by Kristen Elde
We sat along the high shore of our favorite summertime river, arms extended behind us, proud tanned torsos catching the sun's best. Beach towels supported our thin frames, bodies ignorant at this age to the customary effects of the salt & vinegar potato chips and Thomas Kemper root beer we paired with breakneck conversation. My towel was red, yours pink. Rather than take up one each, we spread them side by side--we always did--our bikini bottoms nearly touching on one, our four legs spanning a small section in the center of the other.
In the company of only each other and, I might add, our burgeoning self-consciousness, we unraveled the week just behind us. I'm sure there'd been all sorts of controversy--meaningful glances, telling gestures, double entendres, what he meant to say. I must have had something particularly juicy, because I can still see your eyes flashing, your nostrils flaring over a bit of unexpected news. Challenging your goodie reputation, you scowled and swore, the noisy jays overhead playing up your discontent.
As the sun flattened into a straight line across the horizon, we brought legs to chests and your towel became our blanket. The river churned dark and fast and it was hard to believe that just an hour earlier we'd wiggled and flipped in there like a couple of fishes. If you'd asked me then, years ago, I would have said the day was about to close on us. Now, ten thousand sunsets into the future, I'd say the day was about to close in on us.
There was an interval that, until recently, my memory failed to register. But the other day, curled up on a Marriott bed situated clear across the country from you, I dreamed myself in between two tick marks on your old Guess watch and it occurred to me.
We stayed there, alone on that shore, for several minutes before retreating to the car. We tipped backwards, our matted salt-hair hitting sand still warm from the sun, searing globe now tucked completely behind the local mountain. And through the long, thin cry of a jay, we talked about the future.
Beneath black pines and emerging stars, you brought up college. You'd go away, but not far. You'd join the cross country team, although you wouldn't run very fast. You'd date a little, and one in particular would stand apart from the others, but it wouldn't--said as you surveyed a sample of tiny rocks pooling in the center of your palm--amount to much.

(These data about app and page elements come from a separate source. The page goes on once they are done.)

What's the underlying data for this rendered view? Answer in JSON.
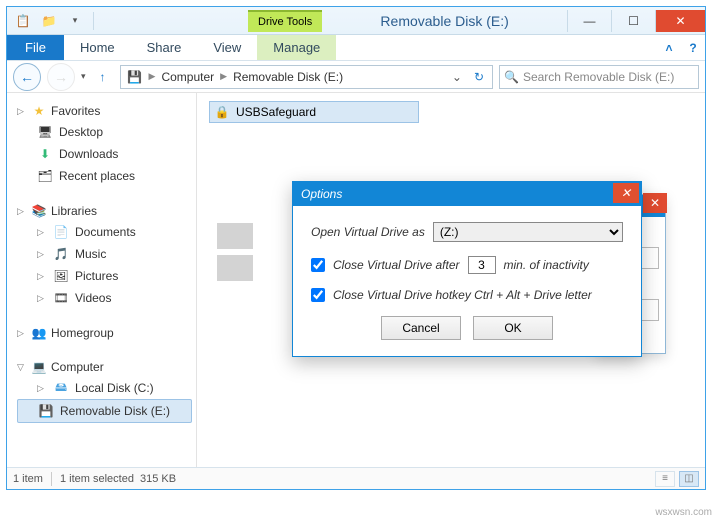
{
  "window": {
    "title": "Removable Disk (E:)",
    "drive_tools_label": "Drive Tools"
  },
  "ribbon": {
    "file": "File",
    "tabs": [
      "Home",
      "Share",
      "View"
    ],
    "manage": "Manage"
  },
  "nav": {
    "back_enabled": true,
    "forward_enabled": false
  },
  "address": {
    "root_icon": "usb",
    "crumbs": [
      "Computer",
      "Removable Disk (E:)"
    ]
  },
  "search": {
    "placeholder": "Search Removable Disk (E:)"
  },
  "sidebar": {
    "favorites": {
      "label": "Favorites",
      "items": [
        {
          "icon": "desktop",
          "label": "Desktop"
        },
        {
          "icon": "down",
          "label": "Downloads"
        },
        {
          "icon": "recent",
          "label": "Recent places"
        }
      ]
    },
    "libraries": {
      "label": "Libraries",
      "items": [
        {
          "icon": "doc",
          "label": "Documents"
        },
        {
          "icon": "music",
          "label": "Music"
        },
        {
          "icon": "pic",
          "label": "Pictures"
        },
        {
          "icon": "video",
          "label": "Videos"
        }
      ]
    },
    "homegroup": {
      "label": "Homegroup"
    },
    "computer": {
      "label": "Computer",
      "items": [
        {
          "icon": "hdd",
          "label": "Local Disk (C:)"
        },
        {
          "icon": "usb",
          "label": "Removable Disk (E:)",
          "selected": true
        }
      ]
    }
  },
  "files": [
    {
      "icon": "safe",
      "name": "USBSafeguard",
      "selected": true
    }
  ],
  "status": {
    "count": "1 item",
    "selection": "1 item selected",
    "size": "315 KB"
  },
  "dialog": {
    "title": "Options",
    "row1_label": "Open Virtual Drive as",
    "row1_value": "(Z:)",
    "row2_label_a": "Close Virtual Drive after",
    "row2_value": "3",
    "row2_label_b": "min. of inactivity",
    "row2_checked": true,
    "row3_label": "Close Virtual Drive hotkey Ctrl + Alt + Drive letter",
    "row3_checked": true,
    "cancel": "Cancel",
    "ok": "OK"
  },
  "watermark": "wsxwsn.com"
}
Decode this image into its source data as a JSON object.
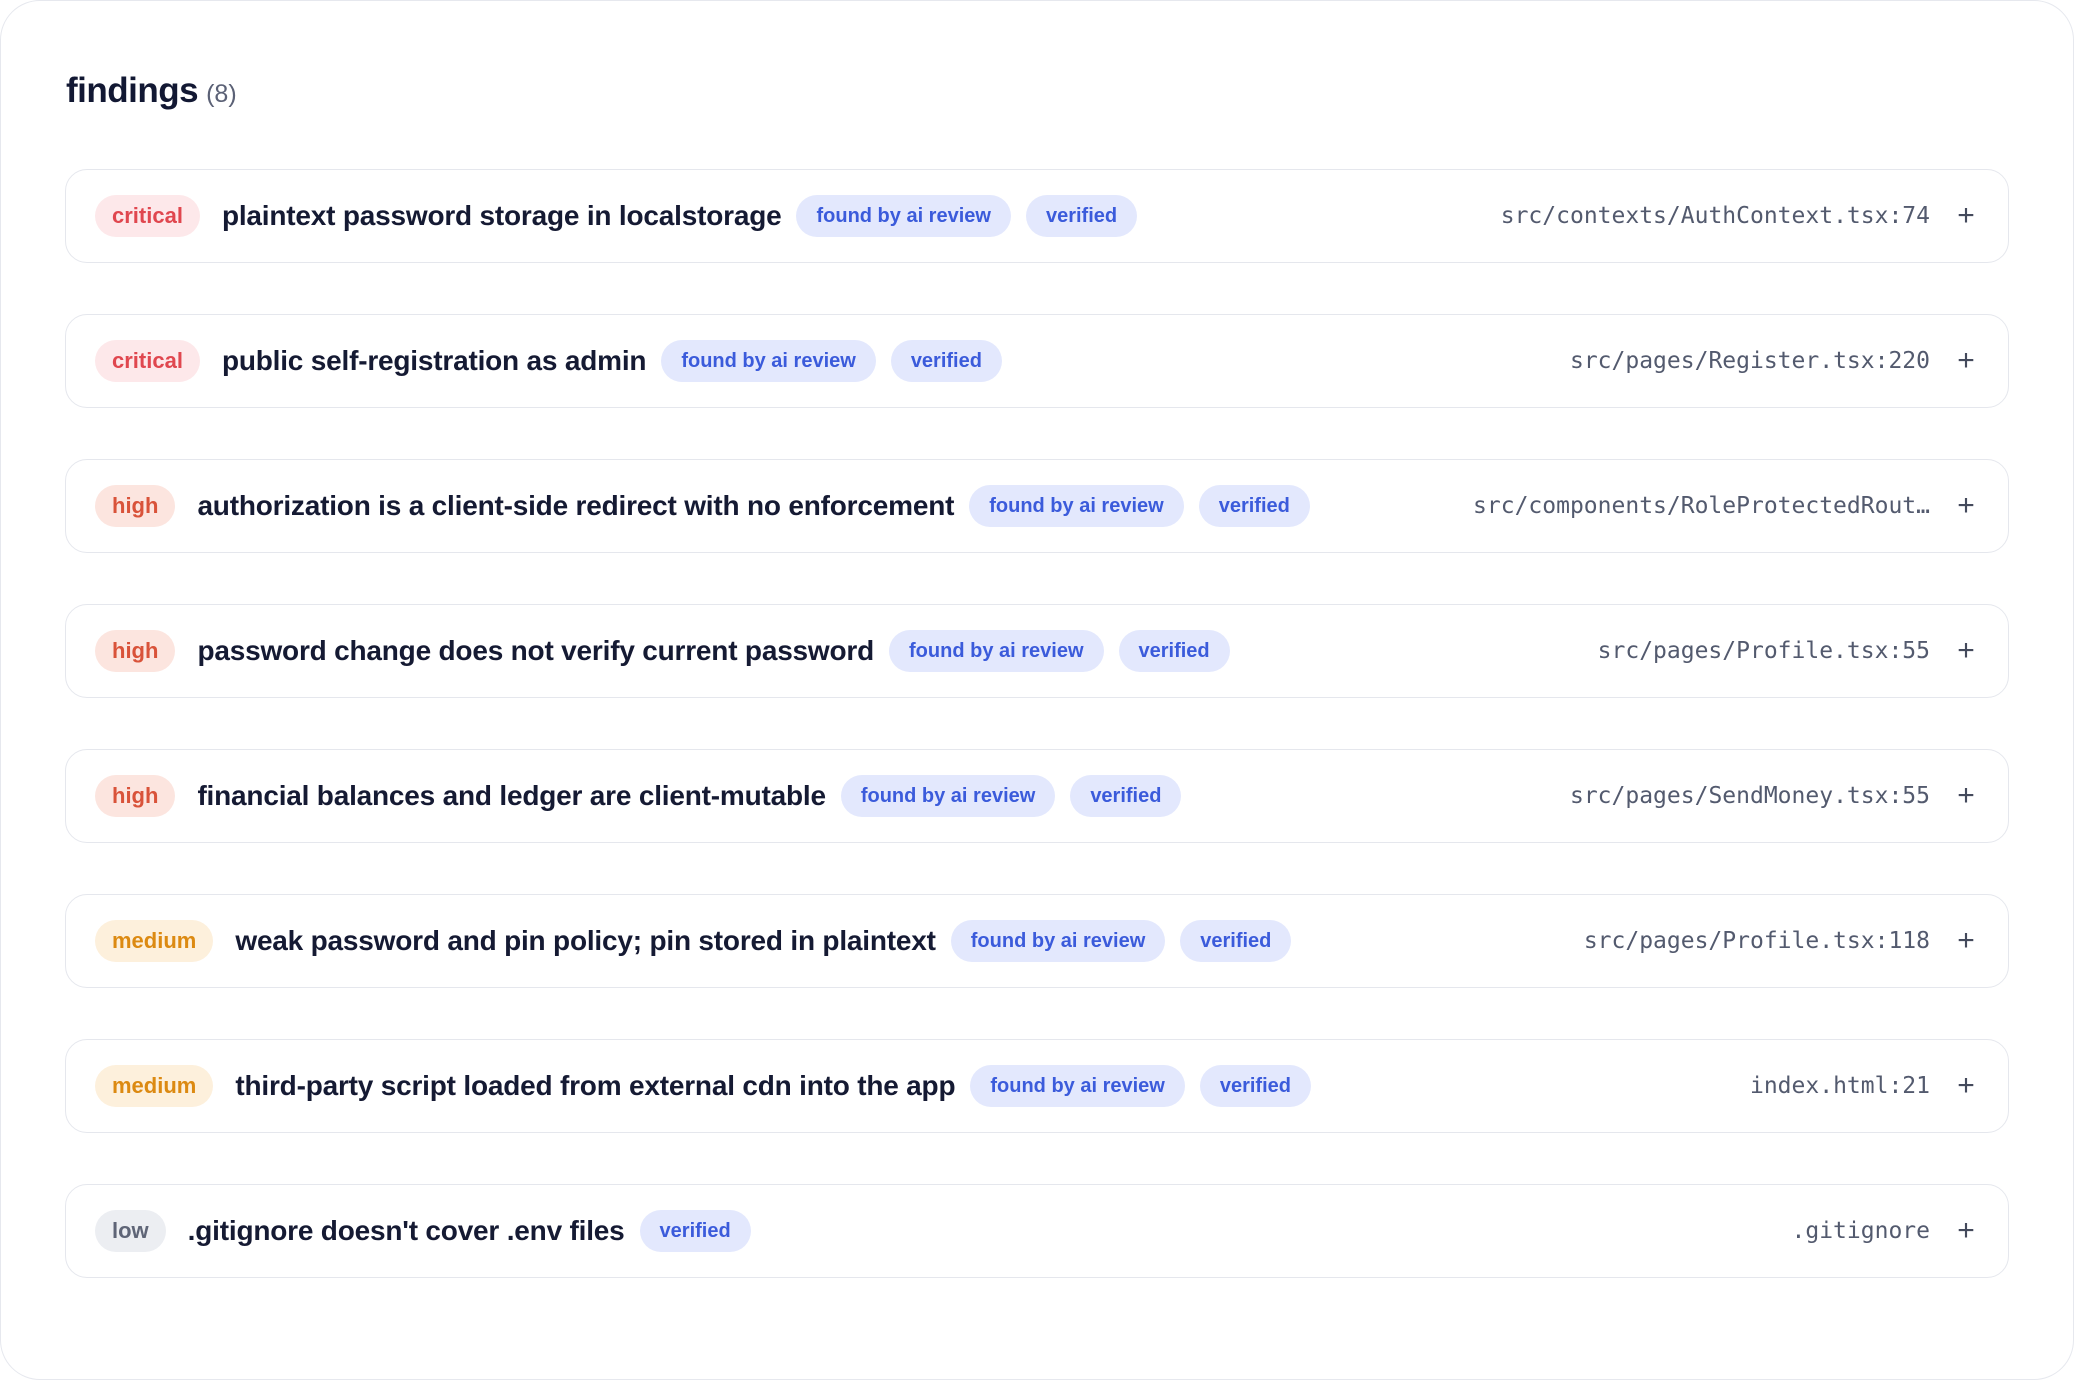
{
  "header": {
    "title": "findings",
    "count": "(8)"
  },
  "labels": {
    "found_by": "found by ai review",
    "verified": "verified"
  },
  "colors": {
    "critical": "#e0474f",
    "high": "#d9533a",
    "medium": "#dc8a12",
    "low": "#5f6577",
    "tag": "#3b5bdb"
  },
  "findings": [
    {
      "severity": "critical",
      "title": "plaintext password storage in localstorage",
      "found_by_ai": true,
      "verified": true,
      "location": "src/contexts/AuthContext.tsx:74",
      "expand_icon": "plus-icon"
    },
    {
      "severity": "critical",
      "title": "public self-registration as admin",
      "found_by_ai": true,
      "verified": true,
      "location": "src/pages/Register.tsx:220",
      "expand_icon": "plus-icon"
    },
    {
      "severity": "high",
      "title": "authorization is a client-side redirect with no enforcement",
      "found_by_ai": true,
      "verified": true,
      "location": "src/components/RoleProtectedRout…",
      "expand_icon": "plus-icon"
    },
    {
      "severity": "high",
      "title": "password change does not verify current password",
      "found_by_ai": true,
      "verified": true,
      "location": "src/pages/Profile.tsx:55",
      "expand_icon": "plus-icon"
    },
    {
      "severity": "high",
      "title": "financial balances and ledger are client-mutable",
      "found_by_ai": true,
      "verified": true,
      "location": "src/pages/SendMoney.tsx:55",
      "expand_icon": "plus-icon"
    },
    {
      "severity": "medium",
      "title": "weak password and pin policy; pin stored in plaintext",
      "found_by_ai": true,
      "verified": true,
      "location": "src/pages/Profile.tsx:118",
      "expand_icon": "plus-icon"
    },
    {
      "severity": "medium",
      "title": "third-party script loaded from external cdn into the app",
      "found_by_ai": true,
      "verified": true,
      "location": "index.html:21",
      "expand_icon": "plus-icon"
    },
    {
      "severity": "low",
      "title": ".gitignore doesn't cover .env files",
      "found_by_ai": false,
      "verified": true,
      "location": ".gitignore",
      "expand_icon": "plus-icon"
    }
  ]
}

My turn. Face pointed skyward, I buried my hands in the small of my back as I talked about my own college experience. I'd stick closer to home than you. I'd arm myself with a small collection of already-friends, but this wouldn't prevent new connections from being forged. I turned to you and, as if afraid of being overheard, whispered that, me, I'd live the uninhibited life for a few, in the process scarring my perfect, untainted record. Like you, I would date, although my version would be longer and more tedious.

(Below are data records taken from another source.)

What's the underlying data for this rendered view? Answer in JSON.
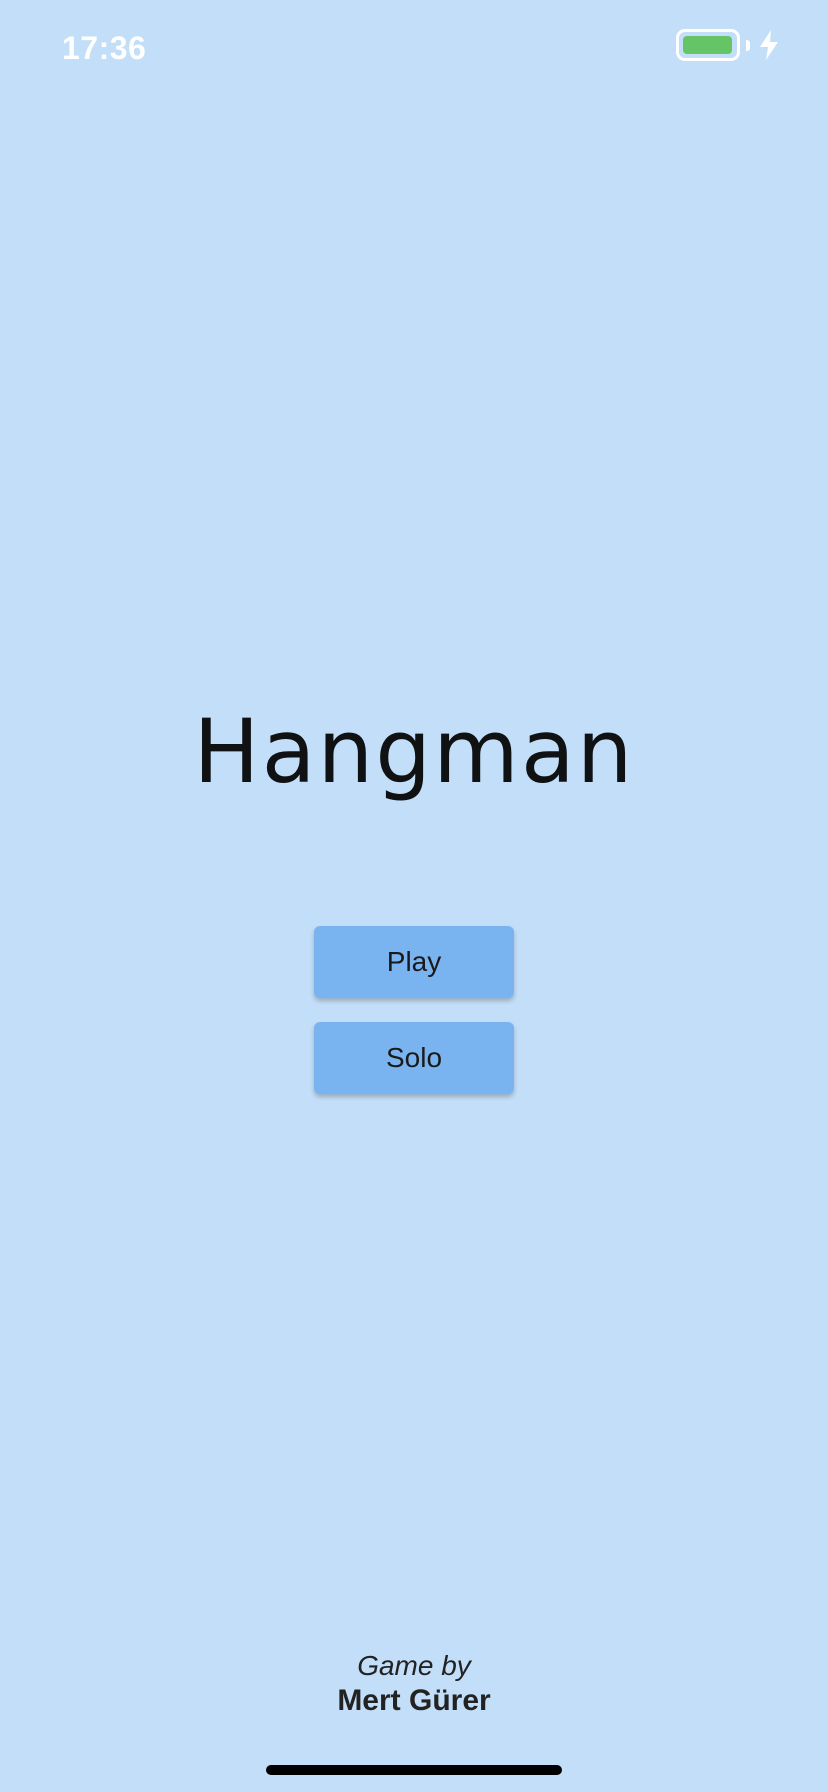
{
  "status_bar": {
    "time": "17:36",
    "battery_level": 1.0,
    "charging": true,
    "battery_icon": "battery-icon",
    "charging_icon": "bolt-icon"
  },
  "main": {
    "title": "Hangman",
    "buttons": {
      "play_label": "Play",
      "solo_label": "Solo"
    }
  },
  "footer": {
    "credit_line": "Game by",
    "author": "Mert Gürer"
  },
  "colors": {
    "background": "#c3def8",
    "button": "#7ab4f0",
    "battery_fill": "#65c466"
  }
}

You rolled onto your stomach. As you rested your cheek against the back of your hand, you looked at me and earnestly declared your future love for the boy I was presently seeing. He and you would marry and have babies shortly after your college graduation, you explained, wincing a little in anticipation of, what, my attack? Not to worry, I assured you as I reached over to squeeze your shoulder. I would take well to the news. I would celebrate with you, I would carry your train.
I watched as a big bold moon illuminated the relief in your eyes. You hadn't thought it would be an issue, but you know, one can never be sure when it comes to such matters, you said in a voice wiser than you. Yes, I agreed.

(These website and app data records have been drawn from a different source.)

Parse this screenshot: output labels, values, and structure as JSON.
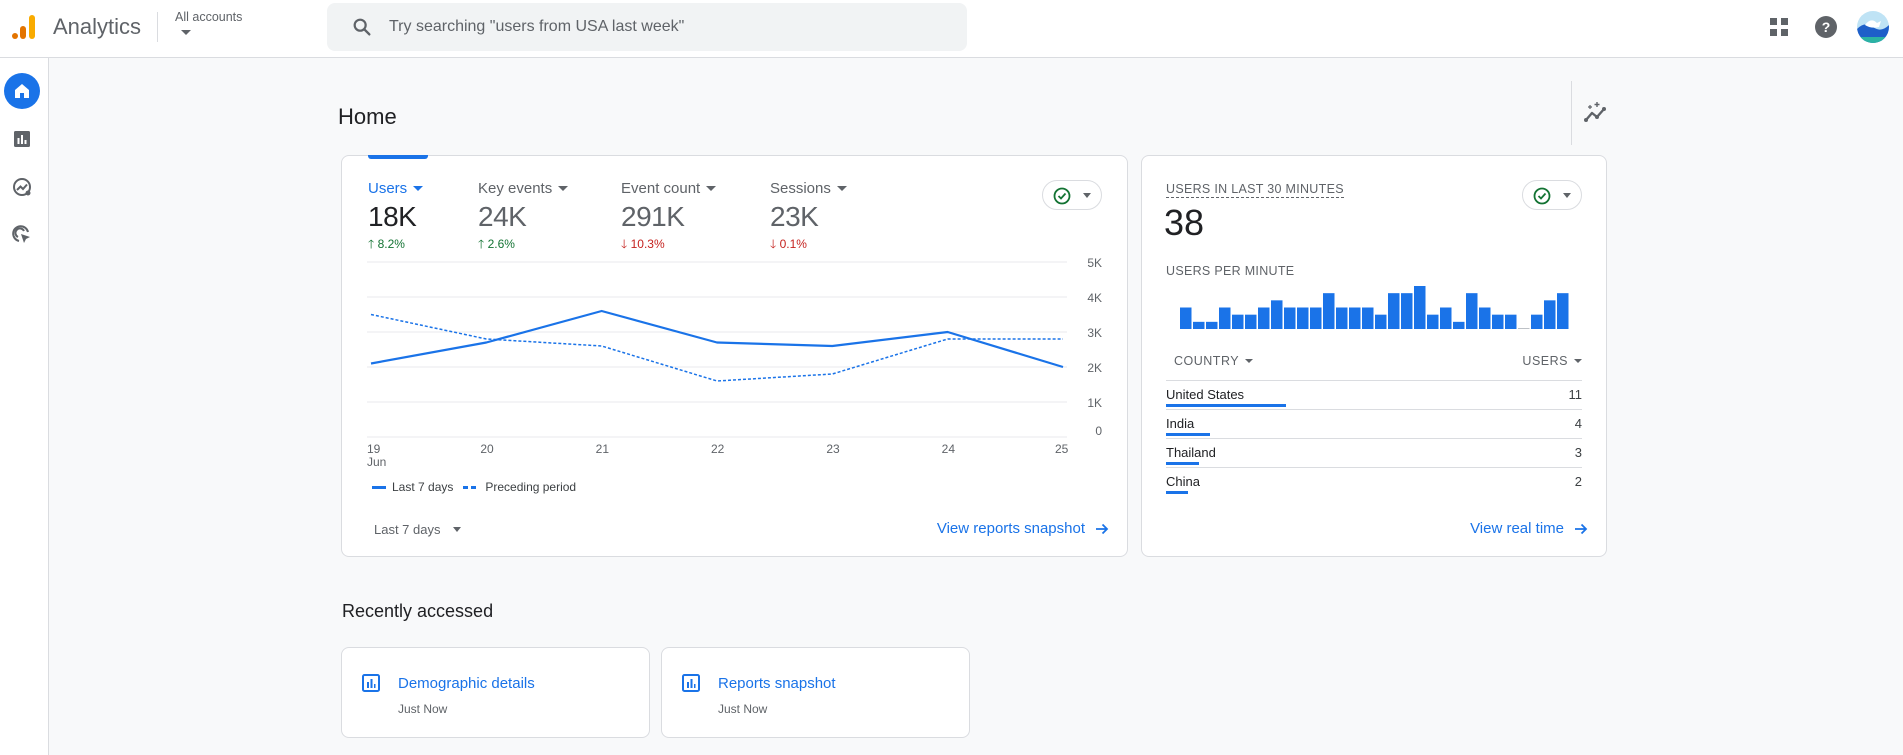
{
  "topbar": {
    "app_title": "Analytics",
    "account_selector": "All accounts",
    "search_placeholder": "Try searching \"users from USA last week\"",
    "icons": [
      "apps-grid-icon",
      "help-icon",
      "account-avatar"
    ]
  },
  "sidenav": {
    "items": [
      {
        "name": "home",
        "icon": "home-icon",
        "active": true
      },
      {
        "name": "reports",
        "icon": "bar-chart-icon",
        "active": false
      },
      {
        "name": "explore",
        "icon": "explore-icon",
        "active": false
      },
      {
        "name": "advertising",
        "icon": "advertising-icon",
        "active": false
      }
    ]
  },
  "page": {
    "title": "Home",
    "insights_icon": "insights-icon"
  },
  "overview_card": {
    "metrics": [
      {
        "label": "Users",
        "value": "18K",
        "change": "8.2%",
        "direction": "up",
        "active": true
      },
      {
        "label": "Key events",
        "value": "24K",
        "change": "2.6%",
        "direction": "up",
        "active": false
      },
      {
        "label": "Event count",
        "value": "291K",
        "change": "10.3%",
        "direction": "down",
        "active": false
      },
      {
        "label": "Sessions",
        "value": "23K",
        "change": "0.1%",
        "direction": "down",
        "active": false
      }
    ],
    "legend": {
      "current": "Last 7 days",
      "previous": "Preceding period"
    },
    "date_range": "Last 7 days",
    "link": "View reports snapshot"
  },
  "realtime_card": {
    "label": "USERS IN LAST 30 MINUTES",
    "value": "38",
    "sub_label": "USERS PER MINUTE",
    "col_country": "COUNTRY",
    "col_users": "USERS",
    "rows": [
      {
        "country": "United States",
        "users": 11
      },
      {
        "country": "India",
        "users": 4
      },
      {
        "country": "Thailand",
        "users": 3
      },
      {
        "country": "China",
        "users": 2
      }
    ],
    "link": "View real time"
  },
  "recently_accessed": {
    "title": "Recently accessed",
    "items": [
      {
        "title": "Demographic details",
        "time": "Just Now"
      },
      {
        "title": "Reports snapshot",
        "time": "Just Now"
      }
    ]
  },
  "colors": {
    "accent": "#1a73e8",
    "up": "#137333",
    "down": "#c5221f"
  },
  "chart_data": [
    {
      "type": "line",
      "title": "Users",
      "categories": [
        "19\nJun",
        "20",
        "21",
        "22",
        "23",
        "24",
        "25"
      ],
      "x_tick_labels": [
        "19",
        "20",
        "21",
        "22",
        "23",
        "24",
        "25"
      ],
      "x_sub_label": "Jun",
      "y_tick_labels": [
        "0",
        "1K",
        "2K",
        "3K",
        "4K",
        "5K"
      ],
      "ylim": [
        0,
        5000
      ],
      "grid": true,
      "legend_position": "bottom-left",
      "series": [
        {
          "name": "Last 7 days",
          "style": "solid",
          "values": [
            2100,
            2700,
            3600,
            2700,
            2600,
            3000,
            2000
          ]
        },
        {
          "name": "Preceding period",
          "style": "dashed",
          "values": [
            3500,
            2800,
            2600,
            1600,
            1800,
            2800,
            2800
          ]
        }
      ]
    },
    {
      "type": "bar",
      "title": "USERS PER MINUTE",
      "values": [
        3,
        1,
        1,
        3,
        2,
        2,
        3,
        4,
        3,
        3,
        3,
        5,
        3,
        3,
        3,
        2,
        5,
        5,
        6,
        2,
        3,
        1,
        5,
        3,
        2,
        2,
        0,
        2,
        4,
        5
      ],
      "ylim": [
        0,
        6
      ],
      "grid": false
    }
  ]
}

I spoke easily about a move to occur late in my twenty-fifth year. All wanderlust and indecision, I'd be a big city girl--woman, I mean, giggling at the thought. Woman. And I'd have a man--no boys, thank you--at my side. But you didn't laugh; you cried instead. How would you deal with so much distance between us? Why would I create it?
That was where I lost clarity. That was the point at which I failed you. Because I didn't know why, only that it wouldn't really matter. I did my best to explain that you and I would grow apart over the years but that there would be no hard feelings, just distance. An odd expression took over your face and you brought your hands to your ears, as if you'd just then become aware of the commotion overhead. Or maybe it was me you wanted to stop hearing.
I wonder, do you remember this? To be honest, I'm not exactly sure I do. I can picture the conversation, but lately I've become confused over who said what. Was I telling you about you? Were you telling me about me? Was I the one who cried?
It could have gone either way. Like the particles of sand that memorialized our girlhood, trillions of ancient eyes tracking progress, we had enough on each other to, in the very least, serve as convincing understudies.
Not that you could have predicted this, I thought, as I dozed fitfully between clients. Not exactly a role I'd audition you for, either. At the sound of the knock, I closed my eyes and called out a welcome.
About the author:
Kristen Elde's writing has appeared in the Web editions of Pindeldyboz, McSweeney's, Word Riot, Flak, and in various health and fitness-related publications. She lives in New York City.